━━ GIVEN DATA
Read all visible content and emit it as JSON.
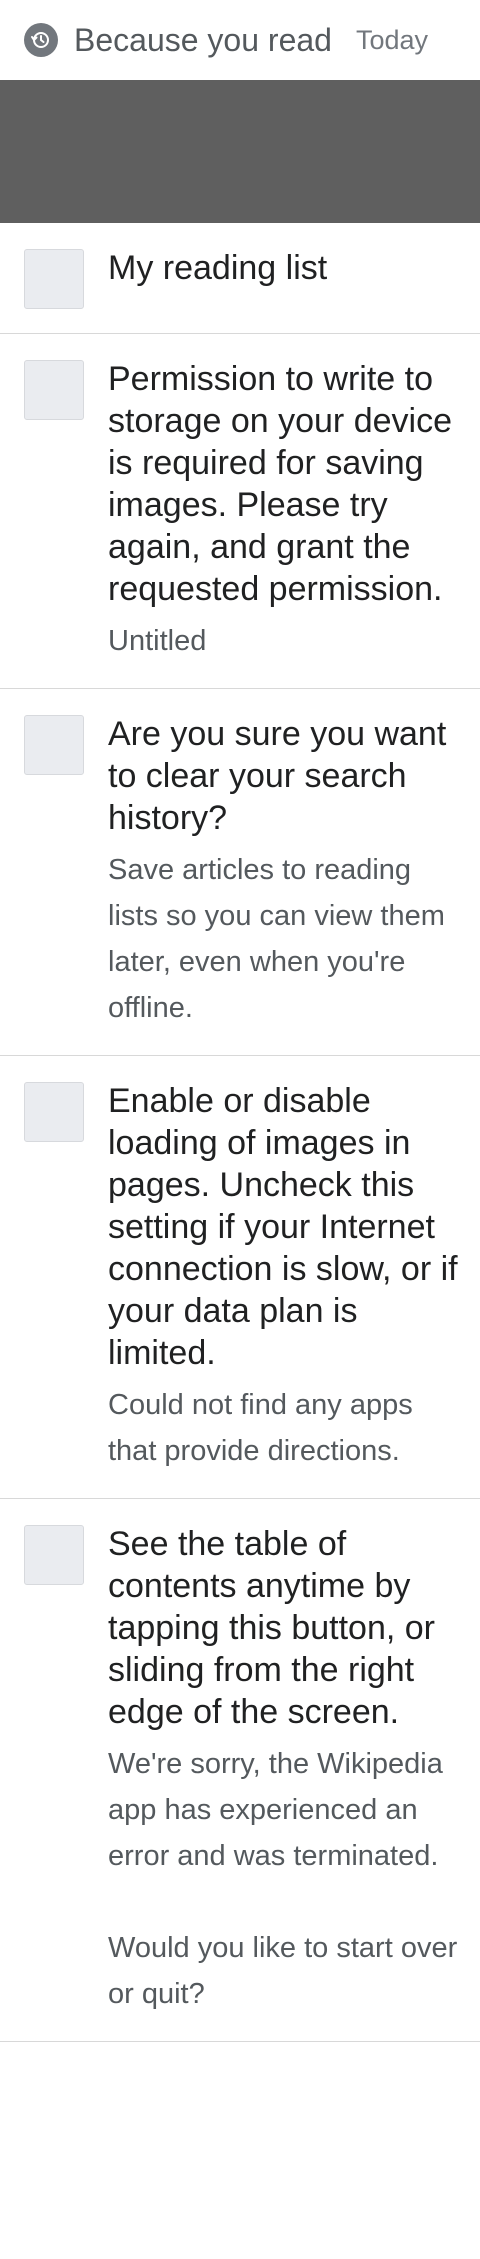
{
  "header": {
    "icon": "history-icon",
    "title": "Because you read",
    "date": "Today"
  },
  "colors": {
    "banner": "#5f5f5f",
    "thumbnail_placeholder": "#eaecf0",
    "divider": "#d8d8d8"
  },
  "items": [
    {
      "title": "My reading list",
      "description": ""
    },
    {
      "title": "Permission to write to storage on your device is required for saving images. Please try again, and grant the requested permission.",
      "description": "Untitled"
    },
    {
      "title": "Are you sure you want to clear your search history?",
      "description": "Save articles to reading lists so you can view them later, even when you're offline."
    },
    {
      "title": "Enable or disable loading of images in pages. Uncheck this setting if your Internet connection is slow, or if your data plan is limited.",
      "description": "Could not find any apps that provide directions."
    },
    {
      "title": "See the table of contents anytime by tapping this button, or sliding from the right edge of the screen.",
      "description": "We're sorry, the Wikipedia app has experienced an error and was terminated.\n\nWould you like to start over or quit?"
    }
  ]
}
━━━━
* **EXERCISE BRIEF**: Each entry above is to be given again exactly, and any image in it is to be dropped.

* **REPLY TO THE TASK**:
Read all visible content and emit it as JSON.
{
  "header": {
    "icon": "history-icon",
    "title": "Because you read",
    "date": "Today"
  },
  "colors": {
    "banner": "#5f5f5f",
    "thumbnail_placeholder": "#eaecf0",
    "divider": "#d8d8d8"
  },
  "items": [
    {
      "title": "My reading list",
      "description": ""
    },
    {
      "title": "Permission to write to storage on your device is required for saving images. Please try again, and grant the requested permission.",
      "description": "Untitled"
    },
    {
      "title": "Are you sure you want to clear your search history?",
      "description": "Save articles to reading lists so you can view them later, even when you're offline."
    },
    {
      "title": "Enable or disable loading of images in pages. Uncheck this setting if your Internet connection is slow, or if your data plan is limited.",
      "description": "Could not find any apps that provide directions."
    },
    {
      "title": "See the table of contents anytime by tapping this button, or sliding from the right edge of the screen.",
      "description": "We're sorry, the Wikipedia app has experienced an error and was terminated.\n\nWould you like to start over or quit?"
    }
  ]
}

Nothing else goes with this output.